───── Provided records

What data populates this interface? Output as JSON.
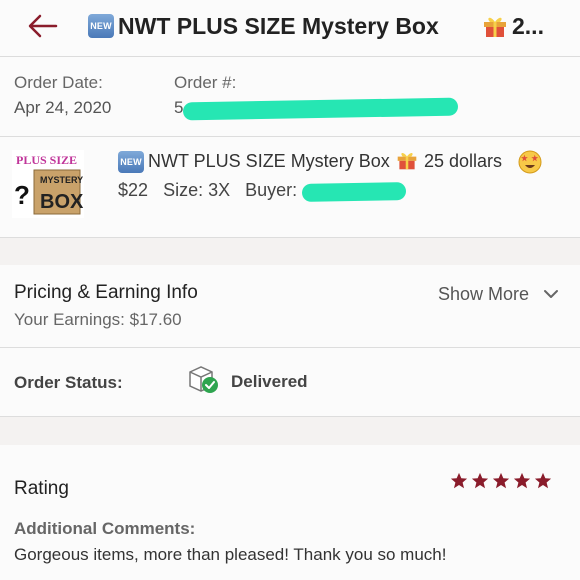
{
  "header": {
    "badge": "NEW",
    "title": "NWT PLUS SIZE Mystery Box",
    "title_suffix": "2..."
  },
  "order": {
    "date_label": "Order Date:",
    "date_value": "Apr 24, 2020",
    "number_label": "Order #:",
    "number_value_visible": "5"
  },
  "item": {
    "thumb_line1": "PLUS SIZE",
    "thumb_line2": "MYSTERY",
    "thumb_line3": "BOX",
    "thumb_q": "?",
    "badge": "NEW",
    "title": "NWT PLUS SIZE Mystery Box",
    "title_suffix": "25 dollars",
    "price": "$22",
    "size": "Size: 3X",
    "buyer_label": "Buyer:"
  },
  "pricing": {
    "title": "Pricing & Earning Info",
    "earnings": "Your Earnings: $17.60",
    "show_more": "Show More"
  },
  "status": {
    "label": "Order Status:",
    "value": "Delivered"
  },
  "rating": {
    "title": "Rating",
    "stars": 5,
    "comments_label": "Additional Comments:",
    "comments": "Gorgeous items, more than pleased! Thank you so much!"
  },
  "colors": {
    "accent": "#8a1c2b",
    "redaction": "#26e6b3",
    "delivered_check": "#2ea44f"
  }
}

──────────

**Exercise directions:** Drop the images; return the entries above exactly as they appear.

**Response to this task:**
What data populates this interface? Output as JSON.
{
  "header": {
    "badge": "NEW",
    "title": "NWT PLUS SIZE Mystery Box",
    "title_suffix": "2..."
  },
  "order": {
    "date_label": "Order Date:",
    "date_value": "Apr 24, 2020",
    "number_label": "Order #:",
    "number_value_visible": "5"
  },
  "item": {
    "thumb_line1": "PLUS SIZE",
    "thumb_line2": "MYSTERY",
    "thumb_line3": "BOX",
    "thumb_q": "?",
    "badge": "NEW",
    "title": "NWT PLUS SIZE Mystery Box",
    "title_suffix": "25 dollars",
    "price": "$22",
    "size": "Size: 3X",
    "buyer_label": "Buyer:"
  },
  "pricing": {
    "title": "Pricing & Earning Info",
    "earnings": "Your Earnings: $17.60",
    "show_more": "Show More"
  },
  "status": {
    "label": "Order Status:",
    "value": "Delivered"
  },
  "rating": {
    "title": "Rating",
    "stars": 5,
    "comments_label": "Additional Comments:",
    "comments": "Gorgeous items, more than pleased! Thank you so much!"
  },
  "colors": {
    "accent": "#8a1c2b",
    "redaction": "#26e6b3",
    "delivered_check": "#2ea44f"
  }
}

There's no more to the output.